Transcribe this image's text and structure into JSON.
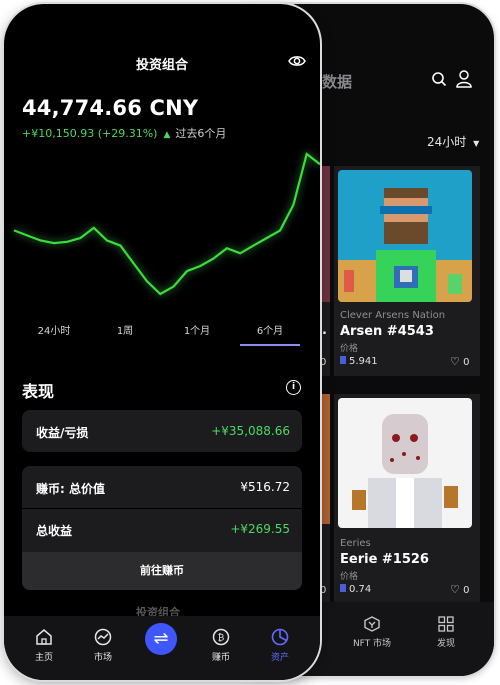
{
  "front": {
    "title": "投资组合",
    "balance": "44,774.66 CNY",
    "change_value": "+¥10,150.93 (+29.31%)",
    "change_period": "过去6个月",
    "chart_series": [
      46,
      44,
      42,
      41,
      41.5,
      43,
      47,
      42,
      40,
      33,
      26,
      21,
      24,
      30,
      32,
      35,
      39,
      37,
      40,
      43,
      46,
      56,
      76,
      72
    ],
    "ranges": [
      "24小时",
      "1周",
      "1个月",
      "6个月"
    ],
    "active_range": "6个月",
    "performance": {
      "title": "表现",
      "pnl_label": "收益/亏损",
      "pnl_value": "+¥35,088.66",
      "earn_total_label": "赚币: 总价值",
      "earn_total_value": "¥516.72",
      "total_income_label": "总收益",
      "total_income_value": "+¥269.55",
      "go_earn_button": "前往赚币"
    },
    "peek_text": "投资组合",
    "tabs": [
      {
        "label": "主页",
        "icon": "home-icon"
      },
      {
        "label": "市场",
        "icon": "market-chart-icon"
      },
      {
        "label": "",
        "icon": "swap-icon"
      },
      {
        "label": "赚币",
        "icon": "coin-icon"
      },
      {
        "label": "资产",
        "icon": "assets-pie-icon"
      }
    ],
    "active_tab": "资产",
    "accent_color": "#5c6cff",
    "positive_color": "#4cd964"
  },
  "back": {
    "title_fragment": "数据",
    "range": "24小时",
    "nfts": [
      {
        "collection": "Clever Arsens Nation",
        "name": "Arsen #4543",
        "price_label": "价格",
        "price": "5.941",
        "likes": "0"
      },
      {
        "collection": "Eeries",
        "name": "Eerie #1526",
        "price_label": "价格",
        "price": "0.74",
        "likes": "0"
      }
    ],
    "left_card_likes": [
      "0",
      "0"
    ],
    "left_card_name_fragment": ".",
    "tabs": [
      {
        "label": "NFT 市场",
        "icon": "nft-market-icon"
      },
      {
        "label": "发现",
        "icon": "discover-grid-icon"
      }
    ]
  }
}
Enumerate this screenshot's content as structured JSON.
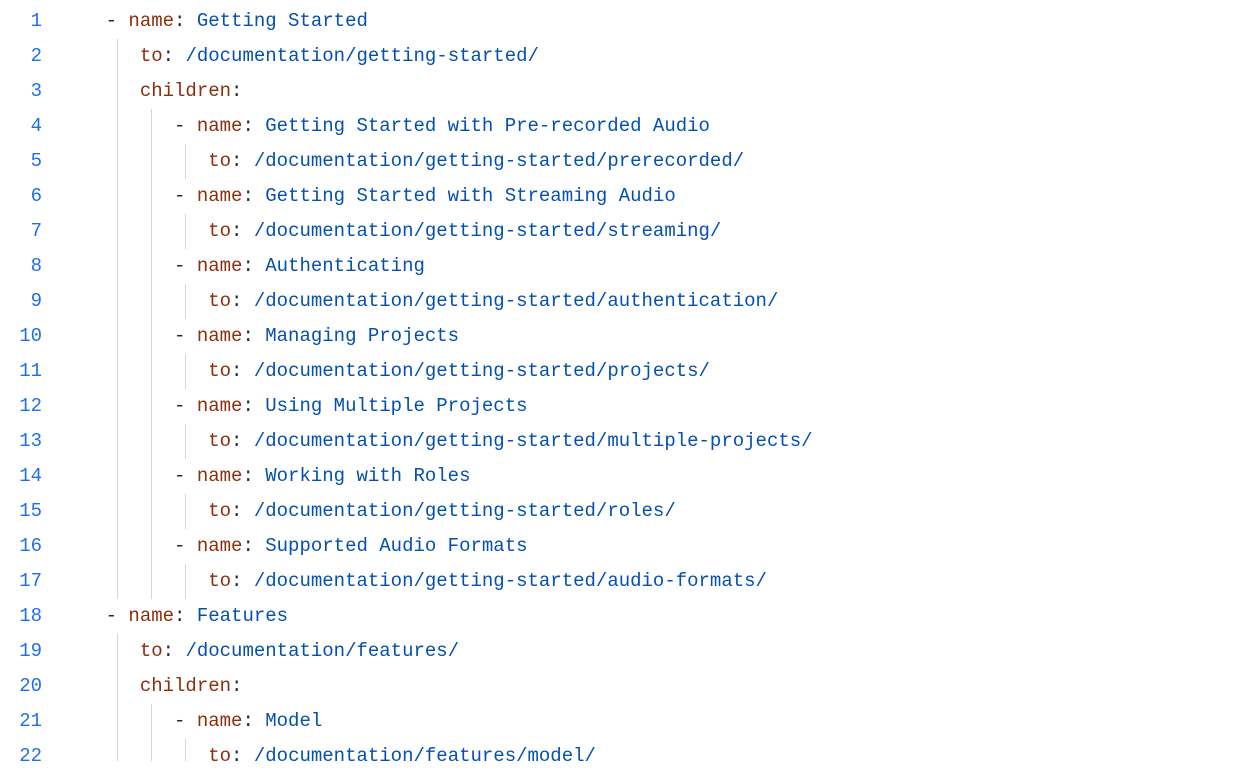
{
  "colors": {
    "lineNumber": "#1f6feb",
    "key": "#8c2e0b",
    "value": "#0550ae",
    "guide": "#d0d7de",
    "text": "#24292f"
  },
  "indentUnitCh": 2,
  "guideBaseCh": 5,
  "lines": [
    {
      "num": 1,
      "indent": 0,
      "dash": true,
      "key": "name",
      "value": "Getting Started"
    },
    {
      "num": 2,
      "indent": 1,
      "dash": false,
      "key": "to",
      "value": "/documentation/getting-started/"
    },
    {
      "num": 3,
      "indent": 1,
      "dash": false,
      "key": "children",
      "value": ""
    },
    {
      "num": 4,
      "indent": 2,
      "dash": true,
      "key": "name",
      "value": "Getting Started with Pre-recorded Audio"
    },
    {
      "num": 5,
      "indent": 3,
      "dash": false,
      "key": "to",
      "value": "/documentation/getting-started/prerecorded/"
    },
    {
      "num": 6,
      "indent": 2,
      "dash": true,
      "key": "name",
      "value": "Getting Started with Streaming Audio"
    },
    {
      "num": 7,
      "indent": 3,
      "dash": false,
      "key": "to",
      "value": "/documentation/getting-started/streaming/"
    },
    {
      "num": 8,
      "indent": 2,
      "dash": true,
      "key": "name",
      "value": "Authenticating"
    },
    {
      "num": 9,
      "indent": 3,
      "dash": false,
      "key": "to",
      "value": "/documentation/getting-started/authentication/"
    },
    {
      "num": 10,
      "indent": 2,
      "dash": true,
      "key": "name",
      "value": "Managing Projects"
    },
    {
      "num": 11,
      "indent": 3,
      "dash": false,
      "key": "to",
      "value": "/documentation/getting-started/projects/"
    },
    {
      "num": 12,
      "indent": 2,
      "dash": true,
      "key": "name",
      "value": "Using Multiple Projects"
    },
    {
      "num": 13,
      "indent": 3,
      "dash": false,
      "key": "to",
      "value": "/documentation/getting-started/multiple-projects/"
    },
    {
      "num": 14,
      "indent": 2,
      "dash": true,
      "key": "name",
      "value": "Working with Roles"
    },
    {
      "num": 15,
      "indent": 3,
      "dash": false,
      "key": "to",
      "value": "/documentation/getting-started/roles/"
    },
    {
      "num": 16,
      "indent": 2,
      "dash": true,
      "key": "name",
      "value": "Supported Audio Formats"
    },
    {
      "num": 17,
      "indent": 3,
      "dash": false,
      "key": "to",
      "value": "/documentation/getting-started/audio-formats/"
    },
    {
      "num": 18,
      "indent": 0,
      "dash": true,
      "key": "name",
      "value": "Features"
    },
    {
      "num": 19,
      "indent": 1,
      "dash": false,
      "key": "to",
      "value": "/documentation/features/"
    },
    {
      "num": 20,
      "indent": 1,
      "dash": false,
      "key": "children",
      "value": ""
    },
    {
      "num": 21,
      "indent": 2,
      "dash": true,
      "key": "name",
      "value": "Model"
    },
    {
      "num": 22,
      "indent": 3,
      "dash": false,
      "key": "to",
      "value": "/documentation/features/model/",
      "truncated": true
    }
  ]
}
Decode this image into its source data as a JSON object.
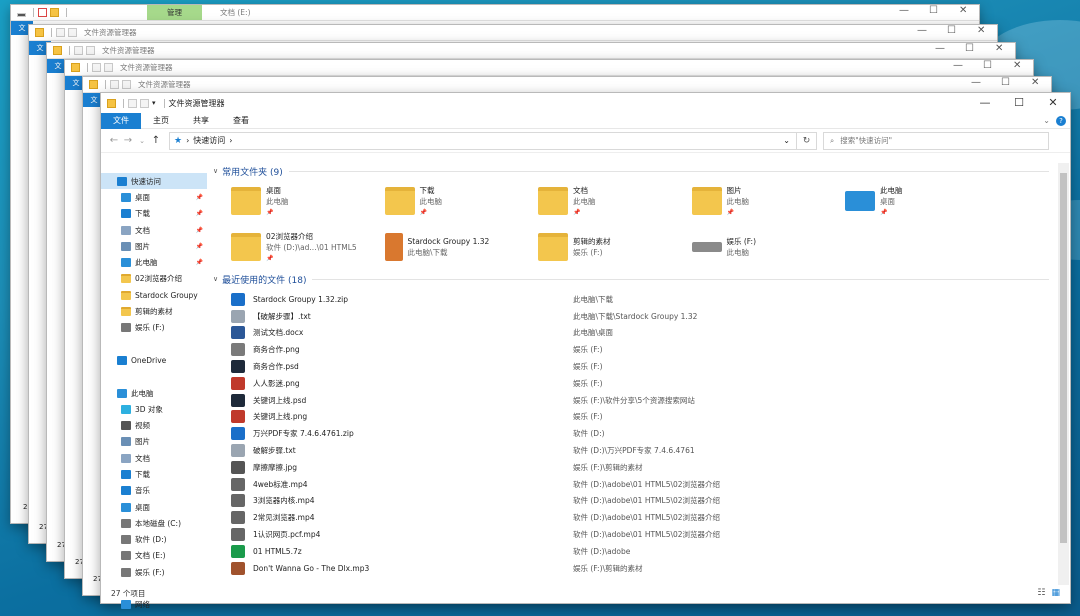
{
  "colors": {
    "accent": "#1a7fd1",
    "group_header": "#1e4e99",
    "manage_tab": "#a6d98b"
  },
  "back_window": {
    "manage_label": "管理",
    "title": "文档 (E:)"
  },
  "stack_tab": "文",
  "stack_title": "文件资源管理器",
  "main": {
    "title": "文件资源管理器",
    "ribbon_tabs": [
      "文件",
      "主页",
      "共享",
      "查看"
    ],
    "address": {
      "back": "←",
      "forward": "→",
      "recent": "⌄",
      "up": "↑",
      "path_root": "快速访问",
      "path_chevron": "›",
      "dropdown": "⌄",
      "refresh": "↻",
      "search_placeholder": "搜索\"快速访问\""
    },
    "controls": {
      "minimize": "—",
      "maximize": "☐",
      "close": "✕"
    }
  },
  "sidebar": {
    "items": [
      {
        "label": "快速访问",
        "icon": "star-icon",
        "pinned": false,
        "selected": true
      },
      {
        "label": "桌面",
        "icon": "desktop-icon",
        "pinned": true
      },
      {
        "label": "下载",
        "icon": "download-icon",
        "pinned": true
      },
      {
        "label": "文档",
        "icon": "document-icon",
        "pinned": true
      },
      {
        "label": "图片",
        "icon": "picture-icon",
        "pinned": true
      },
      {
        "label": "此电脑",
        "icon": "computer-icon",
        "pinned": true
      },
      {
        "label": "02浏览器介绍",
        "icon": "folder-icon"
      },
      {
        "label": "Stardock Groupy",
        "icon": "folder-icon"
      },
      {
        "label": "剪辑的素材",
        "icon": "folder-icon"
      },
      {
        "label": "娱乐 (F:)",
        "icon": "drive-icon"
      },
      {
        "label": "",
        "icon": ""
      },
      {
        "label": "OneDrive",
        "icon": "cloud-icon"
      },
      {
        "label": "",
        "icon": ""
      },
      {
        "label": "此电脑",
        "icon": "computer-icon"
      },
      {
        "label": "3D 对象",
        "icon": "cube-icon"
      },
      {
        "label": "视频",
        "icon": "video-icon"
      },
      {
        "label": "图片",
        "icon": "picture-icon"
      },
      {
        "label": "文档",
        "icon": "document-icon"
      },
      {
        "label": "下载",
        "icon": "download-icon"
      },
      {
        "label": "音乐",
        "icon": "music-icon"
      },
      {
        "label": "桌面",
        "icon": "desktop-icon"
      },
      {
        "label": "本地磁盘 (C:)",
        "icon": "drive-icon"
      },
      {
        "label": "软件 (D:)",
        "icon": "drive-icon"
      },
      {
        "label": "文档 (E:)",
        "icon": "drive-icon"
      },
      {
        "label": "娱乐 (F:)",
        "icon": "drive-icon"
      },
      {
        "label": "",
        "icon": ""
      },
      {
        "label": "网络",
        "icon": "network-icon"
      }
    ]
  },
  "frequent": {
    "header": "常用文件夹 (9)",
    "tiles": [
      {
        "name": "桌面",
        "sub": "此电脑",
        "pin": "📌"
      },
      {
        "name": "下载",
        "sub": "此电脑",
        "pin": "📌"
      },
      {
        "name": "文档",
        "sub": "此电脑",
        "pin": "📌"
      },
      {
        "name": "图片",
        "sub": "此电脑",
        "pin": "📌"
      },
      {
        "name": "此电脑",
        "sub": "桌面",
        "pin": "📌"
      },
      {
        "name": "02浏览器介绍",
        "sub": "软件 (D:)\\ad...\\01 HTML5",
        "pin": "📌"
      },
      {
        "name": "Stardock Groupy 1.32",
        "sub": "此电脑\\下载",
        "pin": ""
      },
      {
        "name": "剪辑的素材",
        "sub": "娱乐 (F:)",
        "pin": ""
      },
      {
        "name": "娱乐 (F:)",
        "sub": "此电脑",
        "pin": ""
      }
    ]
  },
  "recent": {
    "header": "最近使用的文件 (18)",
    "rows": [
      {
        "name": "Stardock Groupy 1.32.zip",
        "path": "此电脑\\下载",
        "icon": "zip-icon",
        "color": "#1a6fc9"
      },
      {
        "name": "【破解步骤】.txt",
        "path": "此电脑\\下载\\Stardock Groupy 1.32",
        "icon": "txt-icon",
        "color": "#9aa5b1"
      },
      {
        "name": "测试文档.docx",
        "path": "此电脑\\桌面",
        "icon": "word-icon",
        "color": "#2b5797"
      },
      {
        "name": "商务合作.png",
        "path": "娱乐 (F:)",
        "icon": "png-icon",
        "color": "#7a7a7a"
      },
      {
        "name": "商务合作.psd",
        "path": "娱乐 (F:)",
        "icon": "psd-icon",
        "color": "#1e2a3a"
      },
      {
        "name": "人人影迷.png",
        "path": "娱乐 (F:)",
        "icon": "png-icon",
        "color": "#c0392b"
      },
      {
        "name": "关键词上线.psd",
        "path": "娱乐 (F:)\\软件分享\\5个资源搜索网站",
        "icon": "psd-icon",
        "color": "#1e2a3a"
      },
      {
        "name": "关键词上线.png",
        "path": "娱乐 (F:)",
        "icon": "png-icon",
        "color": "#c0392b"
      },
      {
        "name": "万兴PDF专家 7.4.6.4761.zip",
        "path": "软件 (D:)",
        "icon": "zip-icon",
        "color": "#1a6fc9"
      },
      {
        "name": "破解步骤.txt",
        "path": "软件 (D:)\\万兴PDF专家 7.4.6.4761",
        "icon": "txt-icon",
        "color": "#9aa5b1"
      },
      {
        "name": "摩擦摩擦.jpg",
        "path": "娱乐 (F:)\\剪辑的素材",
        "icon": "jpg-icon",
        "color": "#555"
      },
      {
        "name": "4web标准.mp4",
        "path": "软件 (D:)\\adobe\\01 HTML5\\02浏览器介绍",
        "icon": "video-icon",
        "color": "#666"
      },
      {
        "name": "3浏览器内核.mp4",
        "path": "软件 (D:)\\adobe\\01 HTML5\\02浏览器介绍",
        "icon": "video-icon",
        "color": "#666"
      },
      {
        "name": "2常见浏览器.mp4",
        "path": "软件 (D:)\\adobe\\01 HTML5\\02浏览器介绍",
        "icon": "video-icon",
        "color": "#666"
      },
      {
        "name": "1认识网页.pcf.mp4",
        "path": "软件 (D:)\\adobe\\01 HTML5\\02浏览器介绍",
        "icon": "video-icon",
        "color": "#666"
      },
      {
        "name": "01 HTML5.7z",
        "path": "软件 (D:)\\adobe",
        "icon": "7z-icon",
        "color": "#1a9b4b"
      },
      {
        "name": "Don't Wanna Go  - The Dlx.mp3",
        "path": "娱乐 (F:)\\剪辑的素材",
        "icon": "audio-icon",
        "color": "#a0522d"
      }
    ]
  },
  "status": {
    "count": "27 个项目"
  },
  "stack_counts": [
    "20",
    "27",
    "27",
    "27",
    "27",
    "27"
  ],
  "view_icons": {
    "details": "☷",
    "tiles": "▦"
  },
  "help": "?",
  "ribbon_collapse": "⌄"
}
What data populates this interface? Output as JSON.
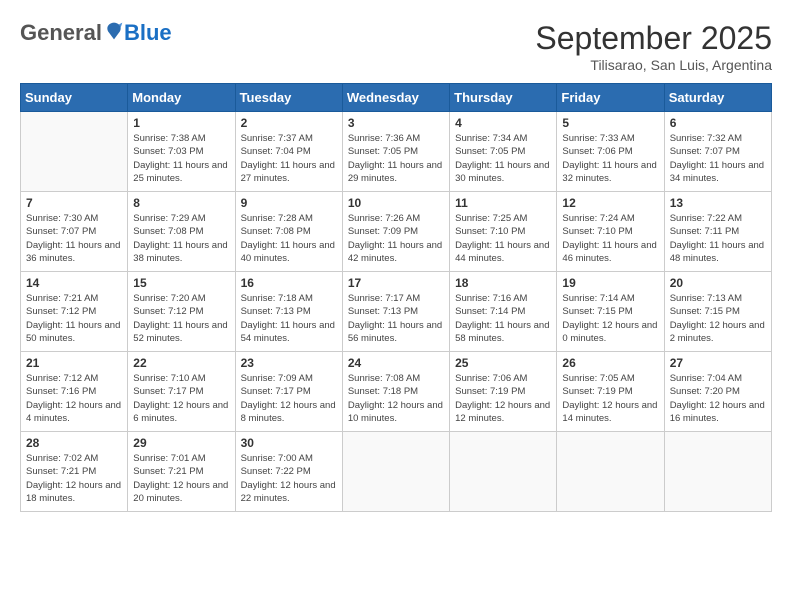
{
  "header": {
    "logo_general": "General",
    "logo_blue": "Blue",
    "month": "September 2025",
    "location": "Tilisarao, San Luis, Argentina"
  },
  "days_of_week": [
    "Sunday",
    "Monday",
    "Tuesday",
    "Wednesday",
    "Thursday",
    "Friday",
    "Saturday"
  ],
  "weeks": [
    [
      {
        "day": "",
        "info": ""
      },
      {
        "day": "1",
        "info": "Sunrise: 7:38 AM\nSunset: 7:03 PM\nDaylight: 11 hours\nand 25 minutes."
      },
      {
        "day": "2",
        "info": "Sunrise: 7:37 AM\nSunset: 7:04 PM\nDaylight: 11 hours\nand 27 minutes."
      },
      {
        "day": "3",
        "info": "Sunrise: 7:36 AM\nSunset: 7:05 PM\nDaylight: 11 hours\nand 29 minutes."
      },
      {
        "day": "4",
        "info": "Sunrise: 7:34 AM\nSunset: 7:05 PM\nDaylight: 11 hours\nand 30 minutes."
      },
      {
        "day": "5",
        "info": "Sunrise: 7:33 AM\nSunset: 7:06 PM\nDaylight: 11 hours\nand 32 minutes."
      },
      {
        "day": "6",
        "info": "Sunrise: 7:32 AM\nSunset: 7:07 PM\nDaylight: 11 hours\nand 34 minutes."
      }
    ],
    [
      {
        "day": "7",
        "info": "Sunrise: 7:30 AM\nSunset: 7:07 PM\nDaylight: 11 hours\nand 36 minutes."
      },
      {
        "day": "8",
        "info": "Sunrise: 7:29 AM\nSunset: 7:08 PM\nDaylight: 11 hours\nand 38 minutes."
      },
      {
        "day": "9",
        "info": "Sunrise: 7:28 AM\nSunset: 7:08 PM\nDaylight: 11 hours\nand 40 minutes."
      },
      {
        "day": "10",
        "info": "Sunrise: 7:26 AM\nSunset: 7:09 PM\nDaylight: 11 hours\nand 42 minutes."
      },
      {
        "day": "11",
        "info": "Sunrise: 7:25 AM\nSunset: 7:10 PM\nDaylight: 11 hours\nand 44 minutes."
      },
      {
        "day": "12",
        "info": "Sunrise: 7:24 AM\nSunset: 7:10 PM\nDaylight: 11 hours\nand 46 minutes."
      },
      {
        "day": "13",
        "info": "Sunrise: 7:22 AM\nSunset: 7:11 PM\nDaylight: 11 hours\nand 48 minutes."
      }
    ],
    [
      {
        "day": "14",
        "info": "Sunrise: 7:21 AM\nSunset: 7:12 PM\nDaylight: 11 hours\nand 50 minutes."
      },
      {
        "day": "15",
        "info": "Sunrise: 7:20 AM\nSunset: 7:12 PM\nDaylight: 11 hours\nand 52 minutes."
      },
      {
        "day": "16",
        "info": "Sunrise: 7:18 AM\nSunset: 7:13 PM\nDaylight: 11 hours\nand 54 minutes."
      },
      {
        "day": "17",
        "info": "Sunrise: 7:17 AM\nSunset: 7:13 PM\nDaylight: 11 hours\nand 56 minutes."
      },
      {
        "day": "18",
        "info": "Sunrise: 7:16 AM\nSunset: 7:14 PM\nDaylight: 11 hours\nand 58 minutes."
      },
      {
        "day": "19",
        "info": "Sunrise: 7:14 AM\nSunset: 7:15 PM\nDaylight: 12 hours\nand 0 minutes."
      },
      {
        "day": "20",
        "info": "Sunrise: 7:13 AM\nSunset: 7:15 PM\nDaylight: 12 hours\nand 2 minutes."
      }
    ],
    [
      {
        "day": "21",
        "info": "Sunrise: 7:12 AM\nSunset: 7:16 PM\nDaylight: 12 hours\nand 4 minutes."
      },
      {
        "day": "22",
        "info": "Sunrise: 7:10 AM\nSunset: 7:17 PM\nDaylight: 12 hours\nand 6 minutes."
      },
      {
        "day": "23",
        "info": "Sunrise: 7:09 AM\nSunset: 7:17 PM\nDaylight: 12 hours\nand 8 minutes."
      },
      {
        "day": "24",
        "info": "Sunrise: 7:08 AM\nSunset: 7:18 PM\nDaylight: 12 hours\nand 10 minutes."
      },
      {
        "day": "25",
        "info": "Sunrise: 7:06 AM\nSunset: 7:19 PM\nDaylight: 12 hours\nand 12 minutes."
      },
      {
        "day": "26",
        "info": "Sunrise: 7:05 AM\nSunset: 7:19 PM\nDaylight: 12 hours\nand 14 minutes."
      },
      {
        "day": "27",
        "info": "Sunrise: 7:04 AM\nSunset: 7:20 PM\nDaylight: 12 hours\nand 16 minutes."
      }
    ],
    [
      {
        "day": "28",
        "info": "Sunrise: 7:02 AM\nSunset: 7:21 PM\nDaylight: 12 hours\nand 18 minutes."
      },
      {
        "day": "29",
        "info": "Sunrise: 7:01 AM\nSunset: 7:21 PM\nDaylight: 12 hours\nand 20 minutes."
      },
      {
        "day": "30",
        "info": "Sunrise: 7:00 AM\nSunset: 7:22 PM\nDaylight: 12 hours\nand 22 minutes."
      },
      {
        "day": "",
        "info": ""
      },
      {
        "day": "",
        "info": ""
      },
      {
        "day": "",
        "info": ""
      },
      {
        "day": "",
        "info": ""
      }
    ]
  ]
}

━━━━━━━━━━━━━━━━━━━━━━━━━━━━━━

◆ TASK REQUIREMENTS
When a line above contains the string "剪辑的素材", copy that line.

◆ SOLUTION TO THIS PROBLEM
        "label": "剪辑的素材",
        "name": "剪辑的素材",
        "path": "娱乐 (F:)\\剪辑的素材",
        "path": "娱乐 (F:)\\剪辑的素材",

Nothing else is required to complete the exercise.